TP-Link is one of the top router manufacturers, and it's bringing a new fleet of models to market in 2023, the company announced Monday. All of them will support Wi-Fi 7, the upcoming generation of Wi-Fi technology. They're the first Wi-Fi 7 routers to make a public debut -- and it's a particularly early one, as Wi-Fi 7 isn't expected to launch in any official sense until 2024.
With the potential for significantly faster top speeds and better performance in high-congestion environments thanks to new features like 4096QAM and support for 320MHz channel width, Wi-Fi 7 (also known as 802.11be) stands to be another big step forward for wireless networking. By design, it builds on Wi-Fi 6E, which introduced home networks to the recently opened, ultrawide 6GHz band -- Wi-Fi 7 should continue to put that band to work, and it could introduce new features that allow devices to send data over multiple bands at the same time.
But -- again -- it isn't here yet. While some manufacturers are already starting to roll out hardware based on initial drafts of the standard, a final release of Wi-Fi 7 is still at least several months away, if not more than a year away. The Institute of Electrical and Electronic Engineers, the group responsible for developing new versions of Wi-Fi, has been working on Wi-Fi 7 for years now, but full ratification isn't planned to happen until 2024. From there, the Wi-Fi Alliance, a networking industry group, should begin certifying new Wi-Fi 7 devices, just as it's done with previous generations, including Wi-Fi 6.

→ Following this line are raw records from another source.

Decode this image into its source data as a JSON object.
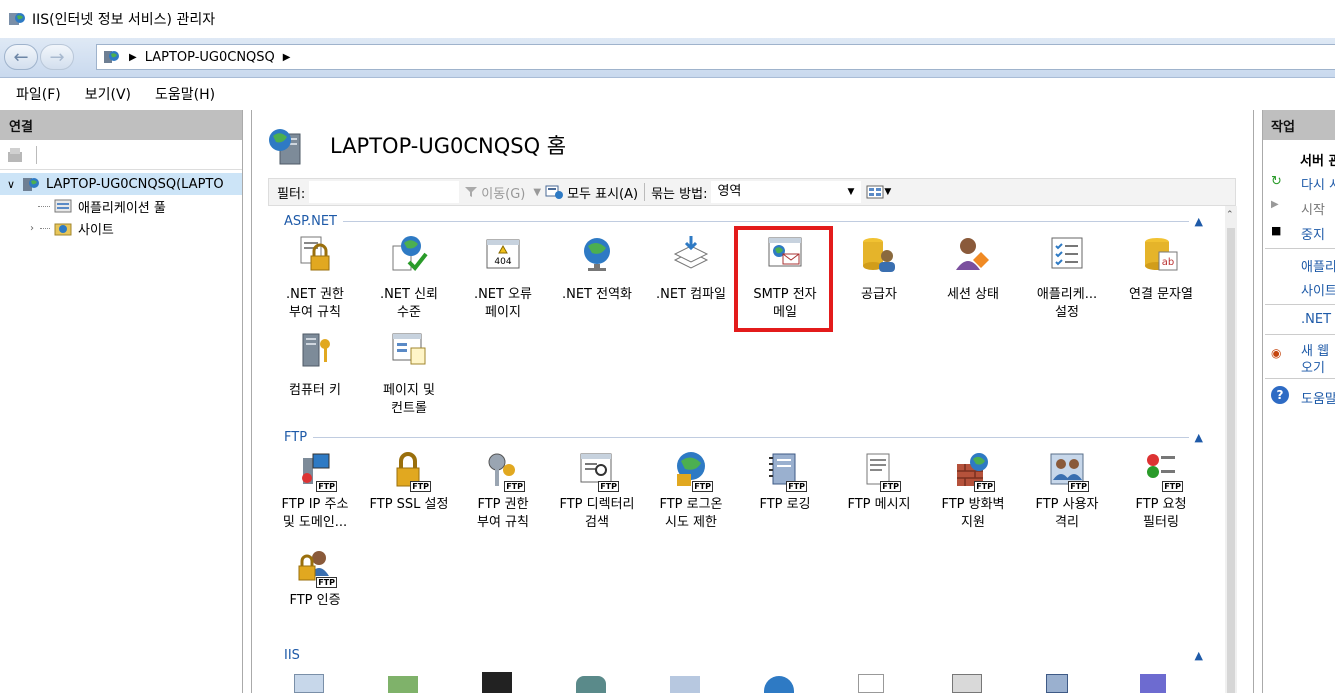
{
  "window": {
    "title": "IIS(인터넷 정보 서비스) 관리자"
  },
  "address": {
    "node": "LAPTOP-UG0CNQSQ"
  },
  "menu": [
    "파일(F)",
    "보기(V)",
    "도움말(H)"
  ],
  "connections": {
    "title": "연결",
    "tree": [
      {
        "label": "LAPTOP-UG0CNQSQ(LAPTO",
        "level": 0
      },
      {
        "label": "애플리케이션 풀",
        "level": 1
      },
      {
        "label": "사이트",
        "level": 1
      }
    ]
  },
  "home": {
    "title": "LAPTOP-UG0CNQSQ 홈"
  },
  "filter": {
    "label": "필터:",
    "go": "이동(G)",
    "show_all": "모두 표시(A)",
    "group_label": "묶는 방법:",
    "group_value": "영역"
  },
  "groups": {
    "aspnet": {
      "name": "ASP.NET"
    },
    "ftp": {
      "name": "FTP"
    },
    "iis": {
      "name": "IIS"
    }
  },
  "aspnet_tiles": [
    {
      "l1": ".NET 권한",
      "l2": "부여 규칙",
      "icon": "lock-doc-icon"
    },
    {
      "l1": ".NET 신뢰",
      "l2": "수준",
      "icon": "trust-check-icon"
    },
    {
      "l1": ".NET 오류",
      "l2": "페이지",
      "icon": "error-404-icon"
    },
    {
      "l1": ".NET 전역화",
      "l2": "",
      "icon": "globe-icon"
    },
    {
      "l1": ".NET 컴파일",
      "l2": "",
      "icon": "compile-stack-icon"
    },
    {
      "l1": "SMTP 전자",
      "l2": "메일",
      "icon": "smtp-mail-icon"
    },
    {
      "l1": "공급자",
      "l2": "",
      "icon": "provider-icon"
    },
    {
      "l1": "세션 상태",
      "l2": "",
      "icon": "session-user-icon"
    },
    {
      "l1": "애플리케...",
      "l2": "설정",
      "icon": "app-settings-icon"
    },
    {
      "l1": "연결 문자열",
      "l2": "",
      "icon": "connection-string-icon"
    },
    {
      "l1": "컴퓨터 키",
      "l2": "",
      "icon": "machine-key-icon"
    },
    {
      "l1": "페이지 및",
      "l2": "컨트롤",
      "icon": "pages-controls-icon"
    }
  ],
  "ftp_tiles": [
    {
      "l1": "FTP IP 주소",
      "l2": "및 도메인...",
      "icon": "ftp-ip-icon"
    },
    {
      "l1": "FTP SSL 설정",
      "l2": "",
      "icon": "ftp-ssl-icon"
    },
    {
      "l1": "FTP 권한",
      "l2": "부여 규칙",
      "icon": "ftp-auth-rules-icon"
    },
    {
      "l1": "FTP 디렉터리",
      "l2": "검색",
      "icon": "ftp-dir-browse-icon"
    },
    {
      "l1": "FTP 로그온",
      "l2": "시도 제한",
      "icon": "ftp-logon-icon"
    },
    {
      "l1": "FTP 로깅",
      "l2": "",
      "icon": "ftp-logging-icon"
    },
    {
      "l1": "FTP 메시지",
      "l2": "",
      "icon": "ftp-message-icon"
    },
    {
      "l1": "FTP 방화벽",
      "l2": "지원",
      "icon": "ftp-firewall-icon"
    },
    {
      "l1": "FTP 사용자",
      "l2": "격리",
      "icon": "ftp-user-isolation-icon"
    },
    {
      "l1": "FTP 요청",
      "l2": "필터링",
      "icon": "ftp-request-filter-icon"
    },
    {
      "l1": "FTP 인증",
      "l2": "",
      "icon": "ftp-authentication-icon"
    }
  ],
  "actions": {
    "title": "작업",
    "server_head": "서버 관",
    "restart": "다시 시",
    "start": "시작",
    "stop": "중지",
    "app_pools": "애플리",
    "sites": "사이트",
    "net": ".NET",
    "new_web": "새 웹",
    "get": "오기",
    "help": "도움말"
  }
}
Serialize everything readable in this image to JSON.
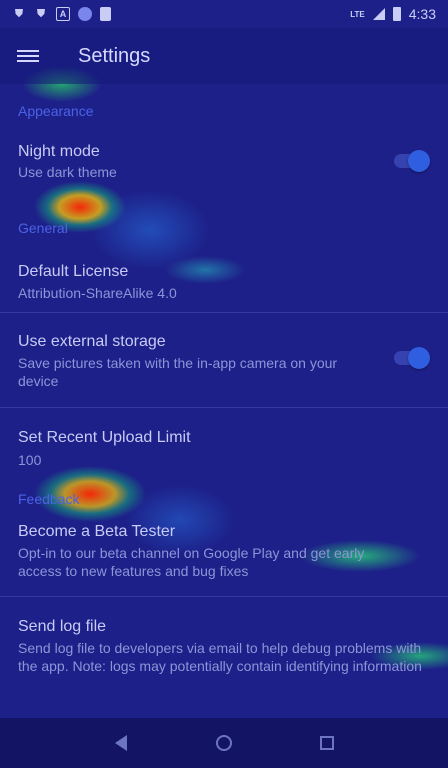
{
  "status_bar": {
    "time": "4:33",
    "network": "LTE",
    "left_icons": [
      "shield-icon",
      "shield-icon",
      "a-icon",
      "circle-icon",
      "sd-card-icon"
    ]
  },
  "app_bar": {
    "title": "Settings"
  },
  "sections": {
    "appearance": "Appearance",
    "general": "General",
    "feedback": "Feedback"
  },
  "prefs": {
    "night_mode": {
      "title": "Night mode",
      "summary": "Use dark theme",
      "enabled": true
    },
    "default_license": {
      "title": "Default License",
      "summary": "Attribution-ShareAlike 4.0"
    },
    "external_storage": {
      "title": "Use external storage",
      "summary": "Save pictures taken with the in-app camera on your device",
      "enabled": true
    },
    "upload_limit": {
      "title": "Set Recent Upload Limit",
      "summary": "100"
    },
    "beta_tester": {
      "title": "Become a Beta Tester",
      "summary": "Opt-in to our beta channel on Google Play and get early access to new features and bug fixes"
    },
    "send_log": {
      "title": "Send log file",
      "summary": "Send log file to developers via email to help debug problems with the app. Note: logs may potentially contain identifying information"
    }
  },
  "colors": {
    "accent": "#2f5fe0",
    "section": "#4b62e6"
  }
}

That means that TP-Link's new routers, which are expected to start shipping out in the first quarter of next year, will hit the market without industry certification. There will also be few, if any, Wi-Fi 7 client devices like phones and laptops, which will be capable of taking full advantage of the still unreleased standard. Devices like those might not start saturating the market until 2025.
TP-Link still sees a benefit for early adopters though, and it points to its Deco line of mesh routers to make the case. The new TP-Link Deco BE95 system is, "the most powerful mesh system we've ever built," the company says. It has multiple Ethernet jacks supporting incoming wired speeds as high as 10 gigabits per second and a quad-band design with two separate 6GHz bands in addition to the usual 2.4 and 5GHz bands. With top theoretical wireless speeds as high as 11,520 megabits per second -- more than 11 gigs per second -- the system can use one of those 6GHz bands as a dedicated wireless backhaul for sending data between Deco devices on its way from the far corners of your home to the cloud.
That, TP-Link says, means that people will benefit from the faster Wi-Fi 7 connection between extenders, even without any other Wi-Fi 7 devices on their network. Still, it's a questionable pitch given the continued lack of high-speed broadband access across much of the country.
"Multi-gig internet plan is required to achieve Wi-Fi speeds over 1Gbps," reads the fine print on TP-Link's press release announcing the new routers. "Actual wireless performance will vary based on network environment and condition.
While multi-gig internet plans are indeed on the rise, the average home's internet speed still currently sits somewhere around 200Mbps in the US. ISP speeds like those serve as a speed limit for home Wi-Fi networks, which means that most homes are likely still years away from being able to take full advantage of routers like these.
Then there's the question of cost. Early adoption doesn't come cheap. With the Deco mesh line, the top-end BE95 system will cost $1,200 for a two-pack, while the Deco BE85, a tri-band version with a single 6GHz band, will debut at $1,000 for a two-pack. Both prices are several hundred dollars higher than any other Deco mesh system currently on the market.
It's not just mesh, though. TP-Link's new Wi-Fi 7 lineup includes a couple of standalone routers for the Archer lineup, too. Most eye-catching among them is the $700 Archer BE900, which sports a futuristic, upright design that looks more like a gaming console than a router, complete with LED touch controls on the front face. Like the Deco BE95 system, it's a quad-band Wi-Fi 7 router with two separate 6GHz bands. Meanwhile, the Archer GE800 is the company's new flagship gaming router, with a literal flagship design that looks like something in which a miniature Darth Vader might fly into battle.
Both are big swings, but the benefits to the average user seem even less clear than the Deco devices, which can at least put Wi-Fi 7's technology to work as a mesh backhaul. I asked TP-Link if the new standalone Wi-Fi 7 routers will essentially function as Wi-Fi 6E routers until there are Wi-Fi 7 client devices that speak the same language.
"That's totally correct," a TP-Link spokesperson acknowledged. "Wi-Fi 7 is backwards compatible with Wi-Fi 6E, Wi-Fi 6, and Wi-Fi 5. So that's the situation, yes."
The TP-Link Archer BE900 router and Deco 95 and Deco 85 mesh systems are each set to go up for presale on Dec. 31, and expected to ship out during the first quarter of 2023. Additional models are expected to follow suit later in the year, including the Archer GE800 gaming router, though TP-Link says that not all models will be made available in all regions. When I get my hands on them, I'll have more to report.